Question: How do doctors diagnose age-related macular degeneration (AMD)?
Answer: Doctors diagnose age-related macular degeneration by looking at the eye. So to do that, first we check the vision of the patient to see how well they can see in each eye separately, and then we put drops in to dilate the pupils so that we can get a really good look at the retina. What we're looking for is changes that occur in the macula. So in the dry form of macular degeneration, we see deposits or drusen, little yellow dots in the macula retina. In the wet form, there can be blood or fluid under the retina, and those are the kinds of things that we look for when we look in.
If things look suspicious for any of those changes, the doctor may then go on to do some other testing and the kinds of tests we do are photographs, a test called an OCT, which uses light to look at the different layers of the retina. And then if we're worried that there are signs of the wet form or these new blood vessels, we actually do something called a fluorescein angiogram, where we inject a fluorescent dye into the vein of your arm and then take pictures as the dye travels through the retina.
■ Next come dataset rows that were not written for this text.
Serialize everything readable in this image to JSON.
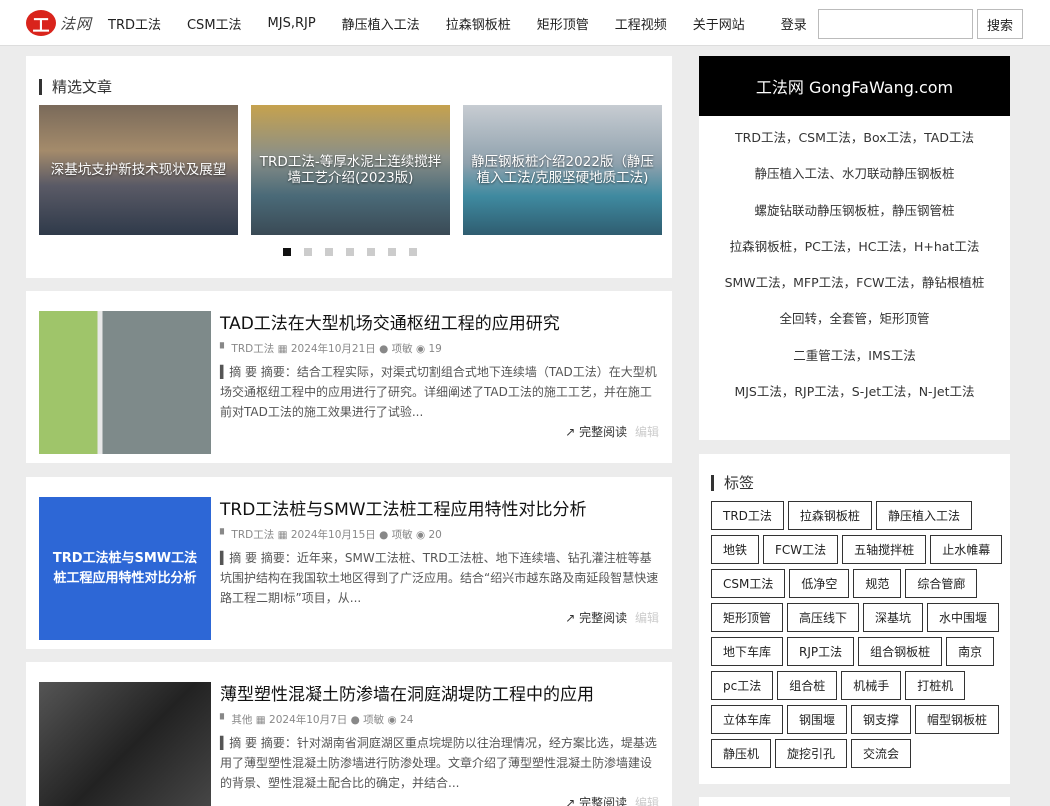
{
  "header": {
    "logo_mark": "工",
    "logo_text": "法网",
    "nav": [
      "TRD工法",
      "CSM工法",
      "MJS,RJP",
      "静压植入工法",
      "拉森钢板桩",
      "矩形顶管",
      "工程视频",
      "关于网站",
      "登录"
    ],
    "search_placeholder": "",
    "search_button": "搜索"
  },
  "featured": {
    "title": "精选文章",
    "slides": [
      "深基坑支护新技术现状及展望",
      "TRD工法-等厚水泥土连续搅拌墙工艺介绍(2023版)",
      "静压钢板桩介绍2022版（静压植入工法/克服坚硬地质工法)"
    ],
    "dot_count": 7,
    "active_dot": 0
  },
  "articles": [
    {
      "title": "TAD工法在大型机场交通枢纽工程的应用研究",
      "category": "TRD工法",
      "date": "2024年10月21日",
      "author": "项敏",
      "views": "19",
      "excerpt": "▍摘 要 摘要：结合工程实际，对渠式切割组合式地下连续墙（TAD工法）在大型机场交通枢纽工程中的应用进行了研究。详细阐述了TAD工法的施工工艺，并在施工前对TAD工法的施工效果进行了试验...",
      "read_more": "完整阅读",
      "edit": "编辑"
    },
    {
      "title": "TRD工法桩与SMW工法桩工程应用特性对比分析",
      "category": "TRD工法",
      "date": "2024年10月15日",
      "author": "项敏",
      "views": "20",
      "excerpt": "▍摘 要 摘要：近年来，SMW工法桩、TRD工法桩、地下连续墙、钻孔灌注桩等基坑围护结构在我国软土地区得到了广泛应用。结合“绍兴市越东路及南延段智慧快速路工程二期Ⅰ标”项目，从...",
      "thumb_text": "TRD工法桩与SMW工法桩工程应用特性对比分析",
      "read_more": "完整阅读",
      "edit": "编辑"
    },
    {
      "title": "薄型塑性混凝土防渗墙在洞庭湖堤防工程中的应用",
      "category": "其他",
      "date": "2024年10月7日",
      "author": "项敏",
      "views": "24",
      "excerpt": "▍摘 要 摘要：针对湖南省洞庭湖区重点垸堤防以往治理情况，经方案比选，堤基选用了薄型塑性混凝土防渗墙进行防渗处理。文章介绍了薄型塑性混凝土防渗墙建设的背景、塑性混凝土配合比的确定，并结合...",
      "read_more": "完整阅读",
      "edit": "编辑"
    }
  ],
  "sidebar": {
    "site_title": "工法网 GongFaWang.com",
    "site_lines": [
      "TRD工法，CSM工法，Box工法，TAD工法",
      "静压植入工法、水刀联动静压钢板桩",
      "螺旋钻联动静压钢板桩，静压钢管桩",
      "拉森钢板桩，PC工法，HC工法，H+hat工法",
      "SMW工法，MFP工法，FCW工法，静钻根植桩",
      "全回转，全套管，矩形顶管",
      "二重管工法，IMS工法",
      "MJS工法，RJP工法，S-Jet工法，N-Jet工法"
    ],
    "tags_title": "标签",
    "tags": [
      "TRD工法",
      "拉森钢板桩",
      "静压植入工法",
      "地铁",
      "FCW工法",
      "五轴搅拌桩",
      "止水帷幕",
      "CSM工法",
      "低净空",
      "规范",
      "综合管廊",
      "矩形顶管",
      "高压线下",
      "深基坑",
      "水中围堰",
      "地下车库",
      "RJP工法",
      "组合钢板桩",
      "南京",
      "pc工法",
      "组合桩",
      "机械手",
      "打桩机",
      "立体车库",
      "钢围堰",
      "钢支撑",
      "帽型钢板桩",
      "静压机",
      "旋挖引孔",
      "交流会"
    ]
  }
}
All of those help to sort out whether you have macular degeneration and, if so, what form and what kinds of treatment might be available.